## [RECORD SET]
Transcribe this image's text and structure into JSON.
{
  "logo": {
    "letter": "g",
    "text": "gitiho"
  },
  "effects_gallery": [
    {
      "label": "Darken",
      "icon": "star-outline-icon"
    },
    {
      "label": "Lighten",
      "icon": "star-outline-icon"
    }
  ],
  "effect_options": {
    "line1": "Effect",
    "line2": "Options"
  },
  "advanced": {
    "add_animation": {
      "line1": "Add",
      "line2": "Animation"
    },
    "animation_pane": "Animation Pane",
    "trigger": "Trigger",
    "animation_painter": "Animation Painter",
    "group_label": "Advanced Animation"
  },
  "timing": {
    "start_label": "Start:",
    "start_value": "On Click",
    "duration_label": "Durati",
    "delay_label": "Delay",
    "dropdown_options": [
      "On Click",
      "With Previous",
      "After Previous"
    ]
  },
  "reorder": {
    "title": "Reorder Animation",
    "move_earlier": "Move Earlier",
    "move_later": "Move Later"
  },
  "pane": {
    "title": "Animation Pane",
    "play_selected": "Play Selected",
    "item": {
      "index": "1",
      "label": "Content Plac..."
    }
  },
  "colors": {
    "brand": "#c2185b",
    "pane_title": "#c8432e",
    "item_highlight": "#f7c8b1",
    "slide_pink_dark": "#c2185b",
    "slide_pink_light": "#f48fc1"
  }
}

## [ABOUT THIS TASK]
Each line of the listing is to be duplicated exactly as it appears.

## [TASK RESULT]
Transcribe this image's text and structure into JSON.
{
  "logo": {
    "letter": "g",
    "text": "gitiho"
  },
  "effects_gallery": [
    {
      "label": "Darken",
      "icon": "star-outline-icon"
    },
    {
      "label": "Lighten",
      "icon": "star-outline-icon"
    }
  ],
  "effect_options": {
    "line1": "Effect",
    "line2": "Options"
  },
  "advanced": {
    "add_animation": {
      "line1": "Add",
      "line2": "Animation"
    },
    "animation_pane": "Animation Pane",
    "trigger": "Trigger",
    "animation_painter": "Animation Painter",
    "group_label": "Advanced Animation"
  },
  "timing": {
    "start_label": "Start:",
    "start_value": "On Click",
    "duration_label": "Durati",
    "delay_label": "Delay",
    "dropdown_options": [
      "On Click",
      "With Previous",
      "After Previous"
    ]
  },
  "reorder": {
    "title": "Reorder Animation",
    "move_earlier": "Move Earlier",
    "move_later": "Move Later"
  },
  "pane": {
    "title": "Animation Pane",
    "play_selected": "Play Selected",
    "item": {
      "index": "1",
      "label": "Content Plac..."
    }
  },
  "colors": {
    "brand": "#c2185b",
    "pane_title": "#c8432e",
    "item_highlight": "#f7c8b1",
    "slide_pink_dark": "#c2185b",
    "slide_pink_light": "#f48fc1"
  }
}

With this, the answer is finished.